Put the mint and vinegar in a lidded jar, cover it and leave it to infuse for seven days. Strain it and pour in the distilled water. Mix well. Bottle the astringent, cover it and label. Shake well before using.
This recipe is a variation on the traditional Carnard a l'Orange. Serve it with sautéed or roasted potatoes and green beans.
3 large duck breast halves, with skin on and cut into large chunks
1 tbsp olive oil
1 tbsp flour
1 1/4 cups good quality chicken stock (or duck stock if you have it)
1 tbsp brown sugar
4 or 5 tbsp mint leaves shredded
3 tbsp port wine
salt and freshly ground black pepper
Peel the zest from two of the oranges, then remove all the pith and segment them. Blanch the zest in boiling water for five minutes, drain and set aside. Juice the third orange and set aside also.

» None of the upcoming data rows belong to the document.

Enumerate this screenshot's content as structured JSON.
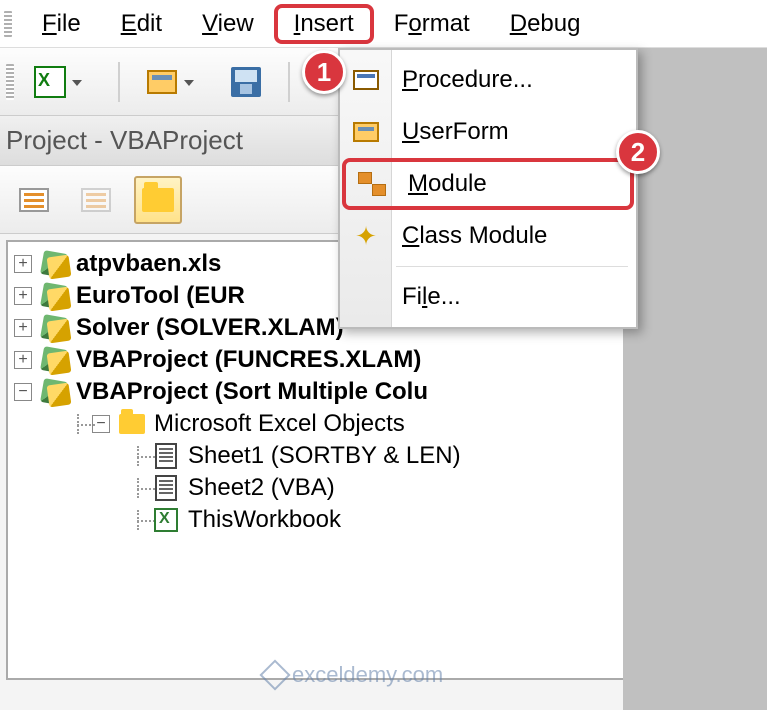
{
  "menubar": {
    "items": [
      {
        "label": "File",
        "ul": "F"
      },
      {
        "label": "Edit",
        "ul": "E"
      },
      {
        "label": "View",
        "ul": "V"
      },
      {
        "label": "Insert",
        "ul": "I"
      },
      {
        "label": "Format",
        "ul": "o"
      },
      {
        "label": "Debug",
        "ul": "D"
      }
    ]
  },
  "panel": {
    "title": "Project - VBAProject"
  },
  "dropdown": {
    "items": {
      "procedure": "Procedure...",
      "userform": "UserForm",
      "module": "Module",
      "classmodule": "Class Module",
      "file": "File..."
    }
  },
  "tree": {
    "projects": [
      {
        "label": "atpvbaen.xls",
        "expanded": false
      },
      {
        "label": "EuroTool (EUR",
        "expanded": false
      },
      {
        "label": "Solver (SOLVER.XLAM)",
        "expanded": false
      },
      {
        "label": "VBAProject (FUNCRES.XLAM)",
        "expanded": false
      },
      {
        "label": "VBAProject (Sort Multiple Colu",
        "expanded": true
      }
    ],
    "folder": "Microsoft Excel Objects",
    "sheets": [
      "Sheet1 (SORTBY & LEN)",
      "Sheet2 (VBA)"
    ],
    "workbook": "ThisWorkbook"
  },
  "callouts": {
    "one": "1",
    "two": "2"
  },
  "watermark": "exceldemy.com"
}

In a large skillet, heat the olive oil over high heat and fry the duck until nicely browned on all sides. Remove the duck from the pan and keep it warm. Remove all but a tablespoon of fat from the pan, sprinkle in the flour and mix it to form a paste. Cook for a couple of minutes, stirring frequently to get any little bits in the pan, gradually pour in the stock, continuing stirring till you have a smooth sauce. Stir in the sugar, juice and peel and season with salt and pepper. Bring to a boil, reduce the heat and add the duck. Simmer for five minutes more, add mint and orange segments and continue simmer for three minutes. Check the seasoning and stir in the port wine. Serve immediately.
This is a traditional Middle Eastern dish. It can be served as part of the appetizer selection, as a salad, or in pitas as a light lunch.
1 cup bulgur wheat
1 red onion minced
1 1/2 cups seeded and diced tomatoes
1/2 cup olive oil
1/4 cup lemon juice
5 tbsp minced flat leaf parsley
2 tbsp minced fresh mint
salt and freshly ground black pepper
Rinse the bulgur wheat under cold running water, then place in a large saucepan and cover with 2 1/2 cups of water. Bring it to a boil, reduce the heat, cover and simmer for 10 to 15 minutes, until the water is absorbed completely and the wheat is tender. Drain any excess water well and fluff the wheat with a fork to separate all the grains. Transfer to a large bowl.
Stir in the onion, tomatoes, olive oil, lemon juice, herbs and seasoning, mix well and allow to cool to room temperature. This is a great dish to prepare ahead. Simply combine everything, cover it and chill till you need it.
Yields: 4 servings
Well there you have it, another month come and gone!!
Hope you're having a safe and healthy summer. If you're anything like me you're about ready for the kids to go back to school.
I'll be right here same time same space next month . . . see you then!!